The GSMA Development Fund today announced that is has partnered with Lighting Africa, a joint IFC and World Bank program, to formally launch the Community Power from Mobile (CPM) initiative. CPM will support and encourage mobile network operators (MNOs) and tower-sharing companies in developing countries to provide excess power generated by their base stations to local, off-grid communities.

  Mobile operators have become proficient at generating their own off-grid power, typically by diesel generators, but increasingly using alternative energy such as solar and wind. Typically with more than 5 kilowatts (kW) of excess power each, the off-grid base stations will initially be used to charge a range of devices such as mobile handsets, lanterns and household batteries, and ultimately, to power, businesses, clinics, vaccination refrigerators, schools and homes. The off-grid base stations are often physically close to villages which means that communities will no longer have to waste time travelling long distances to charge devices.

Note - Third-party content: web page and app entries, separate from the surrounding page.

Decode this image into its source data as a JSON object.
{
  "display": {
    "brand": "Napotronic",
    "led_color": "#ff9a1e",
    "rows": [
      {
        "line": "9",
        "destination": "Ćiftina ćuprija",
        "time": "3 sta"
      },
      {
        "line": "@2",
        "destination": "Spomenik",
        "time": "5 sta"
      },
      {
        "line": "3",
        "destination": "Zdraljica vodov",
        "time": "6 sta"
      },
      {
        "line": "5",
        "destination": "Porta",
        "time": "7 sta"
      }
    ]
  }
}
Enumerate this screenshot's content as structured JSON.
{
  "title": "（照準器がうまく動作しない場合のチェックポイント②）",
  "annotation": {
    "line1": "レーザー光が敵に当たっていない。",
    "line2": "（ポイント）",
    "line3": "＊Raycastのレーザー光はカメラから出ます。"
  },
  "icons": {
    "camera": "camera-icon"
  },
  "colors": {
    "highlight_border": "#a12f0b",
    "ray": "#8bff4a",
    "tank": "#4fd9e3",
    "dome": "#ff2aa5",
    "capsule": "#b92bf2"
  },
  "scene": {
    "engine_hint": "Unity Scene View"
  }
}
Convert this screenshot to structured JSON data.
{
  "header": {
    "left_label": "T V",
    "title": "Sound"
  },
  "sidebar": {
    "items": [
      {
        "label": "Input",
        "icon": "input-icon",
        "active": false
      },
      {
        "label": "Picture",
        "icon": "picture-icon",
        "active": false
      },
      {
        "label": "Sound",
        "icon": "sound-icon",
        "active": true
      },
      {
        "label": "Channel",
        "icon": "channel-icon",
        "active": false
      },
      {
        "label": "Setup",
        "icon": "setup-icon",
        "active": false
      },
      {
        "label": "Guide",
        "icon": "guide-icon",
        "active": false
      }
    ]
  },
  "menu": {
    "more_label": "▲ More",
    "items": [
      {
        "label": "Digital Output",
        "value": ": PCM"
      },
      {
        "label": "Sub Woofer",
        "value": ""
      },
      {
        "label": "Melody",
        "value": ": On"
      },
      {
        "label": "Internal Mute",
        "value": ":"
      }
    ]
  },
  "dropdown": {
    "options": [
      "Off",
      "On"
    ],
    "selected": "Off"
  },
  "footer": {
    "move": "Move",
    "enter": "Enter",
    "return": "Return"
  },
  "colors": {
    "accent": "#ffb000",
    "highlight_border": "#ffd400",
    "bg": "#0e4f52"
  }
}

“The mobile industry is experiencing unprecedented infrastructure growth in off-grid regions in the developing world, where nearly 1.6 billion people live without access to the electricity grid, and we estimate that 485 million of those have access to mobile phone services,” said Chris Locke, Managing Director, GSMA Development Fund.

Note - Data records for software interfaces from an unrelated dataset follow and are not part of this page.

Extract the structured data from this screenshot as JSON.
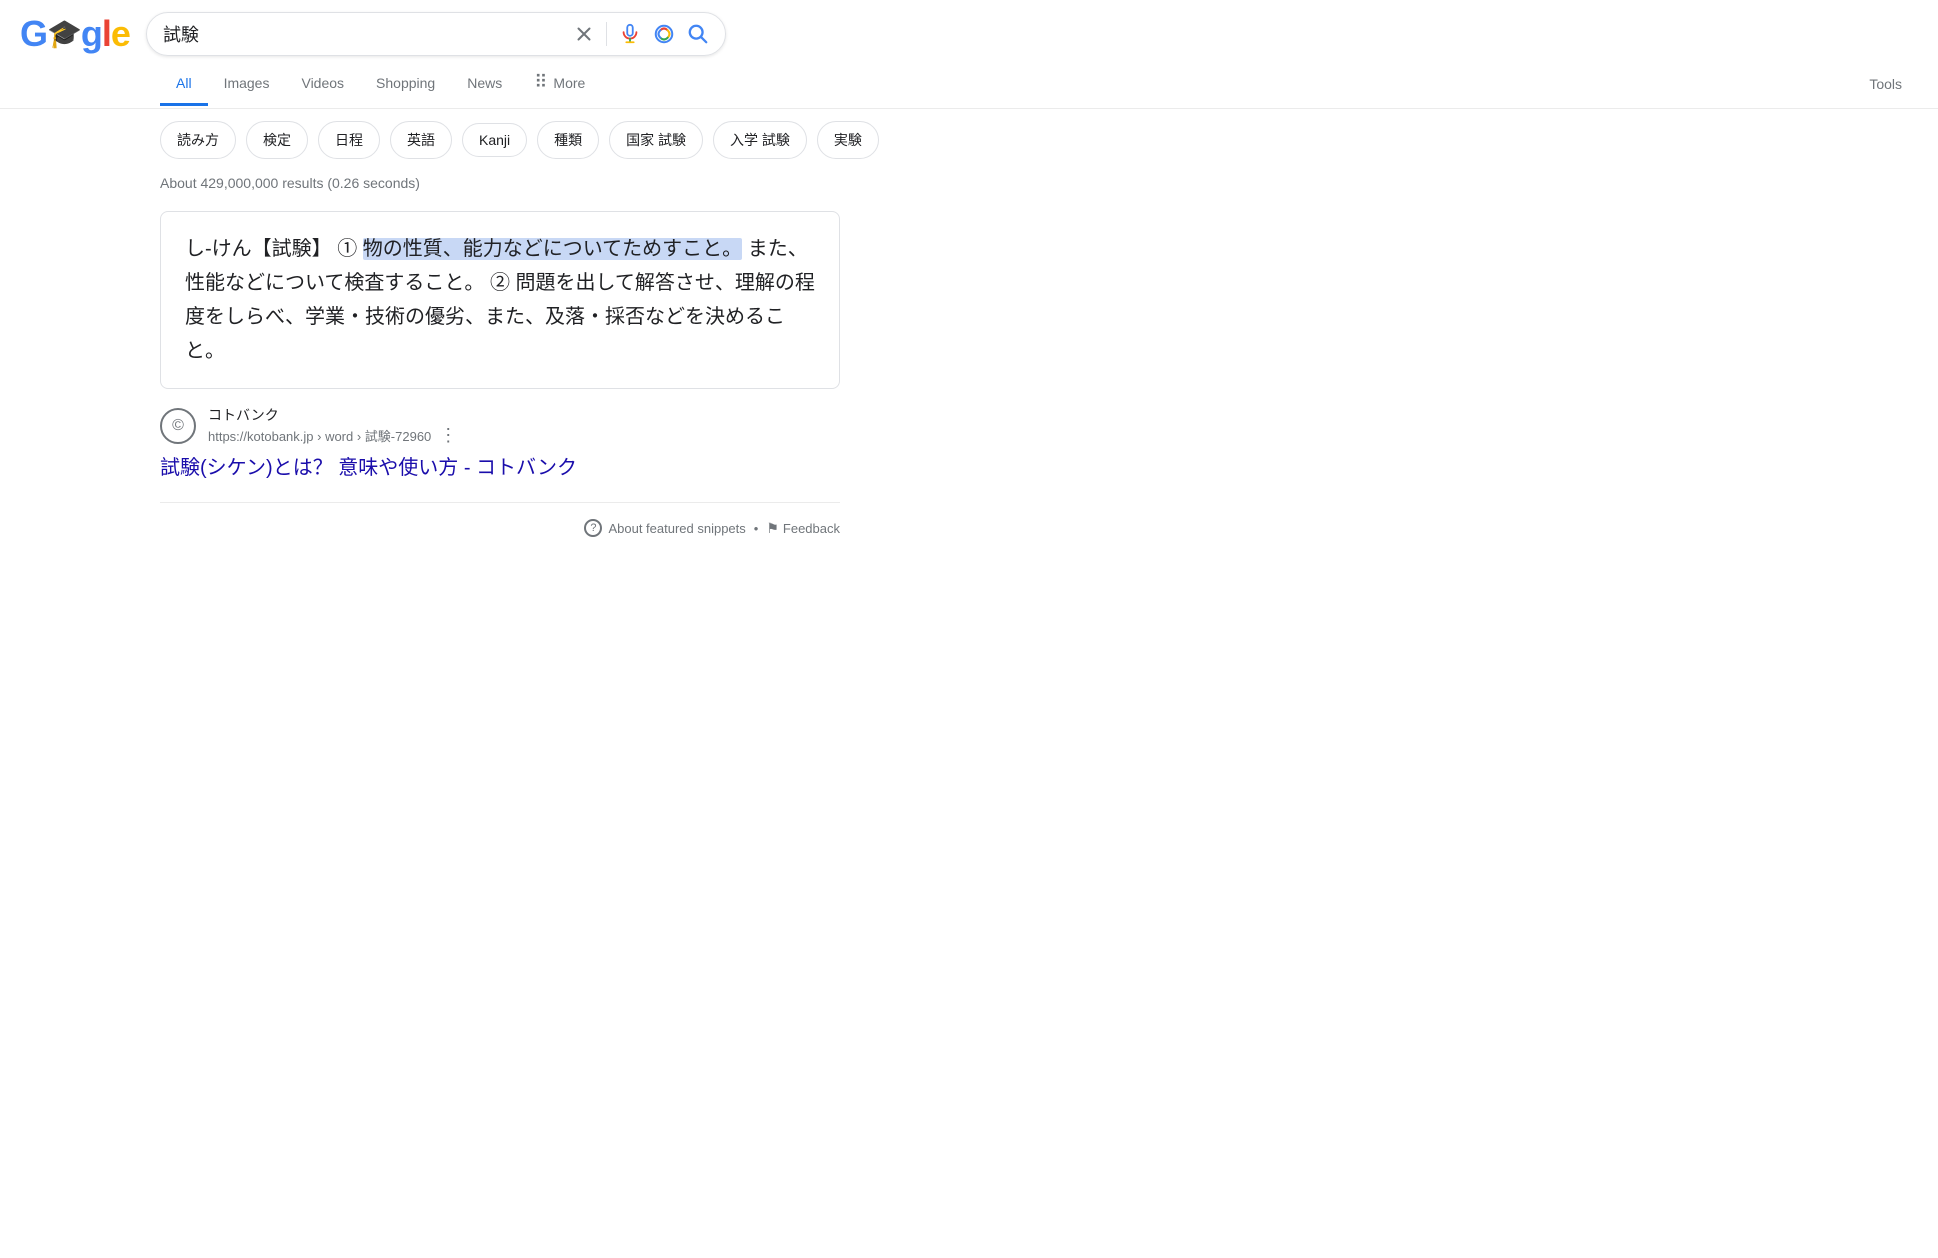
{
  "header": {
    "logo_text_g1": "G",
    "logo_owl": "🦉",
    "logo_text_ogle": "gle",
    "search_query": "試験",
    "search_placeholder": "試験"
  },
  "nav": {
    "tabs": [
      {
        "label": "All",
        "active": true
      },
      {
        "label": "Images",
        "active": false
      },
      {
        "label": "Videos",
        "active": false
      },
      {
        "label": "Shopping",
        "active": false
      },
      {
        "label": "News",
        "active": false
      },
      {
        "label": "More",
        "active": false,
        "has_dots": true
      }
    ],
    "tools_label": "Tools"
  },
  "chips": {
    "items": [
      {
        "label": "読み方"
      },
      {
        "label": "検定"
      },
      {
        "label": "日程"
      },
      {
        "label": "英語"
      },
      {
        "label": "Kanji"
      },
      {
        "label": "種類"
      },
      {
        "label": "国家 試験"
      },
      {
        "label": "入学 試験"
      },
      {
        "label": "実験"
      }
    ]
  },
  "results": {
    "count_text": "About 429,000,000 results (0.26 seconds)",
    "featured_snippet": {
      "text_before_highlight": "し‐けん【試験】 ① ",
      "text_highlighted": "物の性質、能力などについてためすこと。",
      "text_after": " また、性能などについて検査すること。 ② 問題を出して解答させ、理解の程度をしらべ、学業・技術の優劣、また、及落・採否などを決めること。"
    },
    "source": {
      "icon_char": "©",
      "name": "コトバンク",
      "url": "https://kotobank.jp › word › 試験-72960"
    },
    "result_title": "試験(シケン)とは？ 意味や使い方 - コトバンク"
  },
  "footer": {
    "about_snippets_label": "About featured snippets",
    "dot_separator": "•",
    "feedback_label": "Feedback"
  },
  "icons": {
    "close": "✕",
    "three_dots": "⋮",
    "help": "?",
    "feedback_char": "⚑"
  }
}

“As base stations are typically the only powered infrastructure within walking distance of the community, the Community Power from Mobile initiative can simultaneously improve the business case for off-grid telecoms and have significant societal impact.”   CPM plans for pilot projects in East Africa and India to be launched in Q1 2011. The GSMA is working with a number of its members and other industry stakeholders including partners in India and East Africa who are now investigating or trialing new business models in providing power beyond the base station.

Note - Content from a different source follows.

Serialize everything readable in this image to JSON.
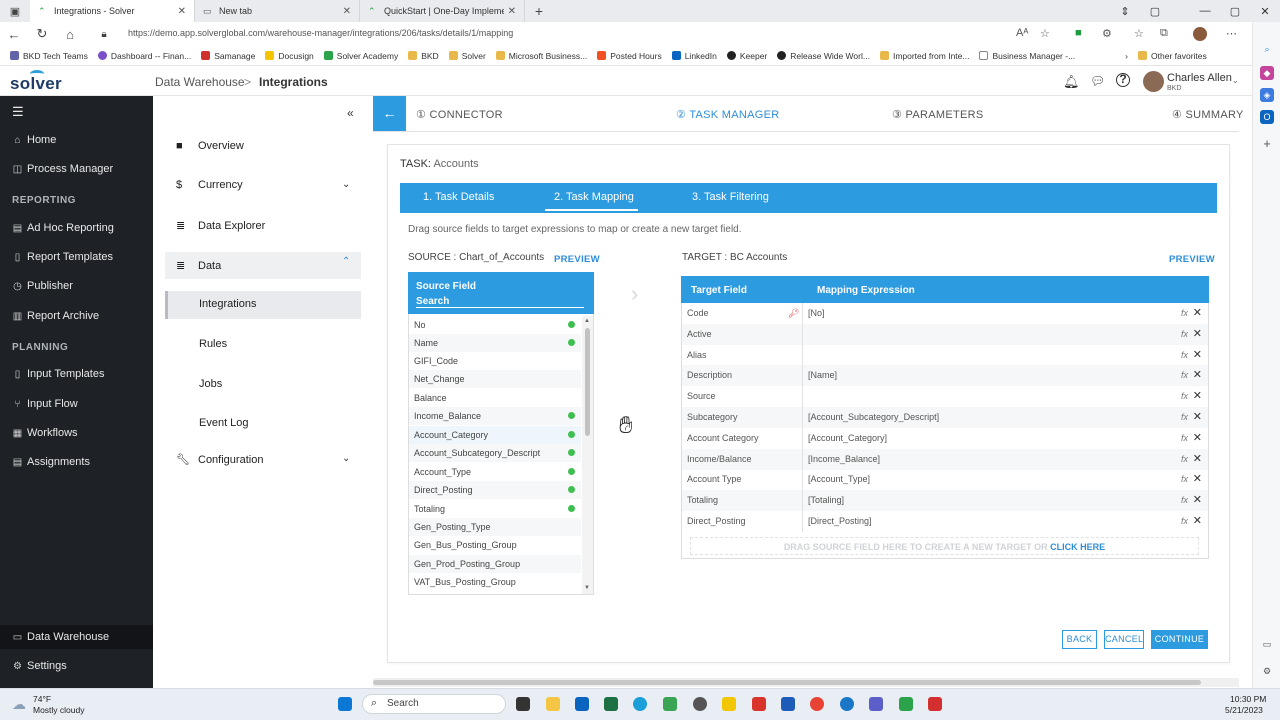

GSMA members are planning to install 640,000 off-grid base stations by 2012 across the developing world in close proximity to off-grid populations. By mid-2012, CPM will have developed commercially viable business model(s) and assisted 10 MNOs to expand their rollouts across the developing world.

  Globally, base of the pyramid (BoP) households spend US$433 billion per year on household energy, primarily for lighting, cooking and powering electronic devices. Handset charging alone costs an average of US$3 per month for an off-grid subscriber, equivalent to a third of their monthly mobile spend, and kerosene purchases for lighting typically add another $5 to $10 per month. The GSMA has identified a number of major benefits that CPM will deliver:

* Economic and social uplift in off-grid communities driven by improved energy access

* Off-grid base stations typically have 5kW of excess power, enough to charge thousands of handsets, provide electricity to 30 homes, power 15 vaccination fridges or clinics

* As base stations are often in the middle of a village, this results in a major reduction in travel time and costs to charge handsets, lanterns and other electronic devices

* Additional revenue streams for operators by selling surplus power to energy companies and communities

* Availability of off-grid handset charging has been demonstrated to raise average Revenue Per User (ARPU) by 10 to 14 percent, equivalent to an additional revenue opportunity of US$2.3billion if the 485 million off-grid subscribers had access to handset charging

* Increased site security leading to reduction in diesel theft.

As Community Power from Mobile is an embryonic concept within the mobile industry, the program will play a key role in helping to build awareness of this opportunity, developing and testing the appropriate business models and identifying the required partners, all of which will help to bring the concept to scale. The CPM initiative will incorporate three workstreams designed to reduce the barriers identified: Knowledge Sharing & Convening, CPM Pilots and Technical Assistance and Training.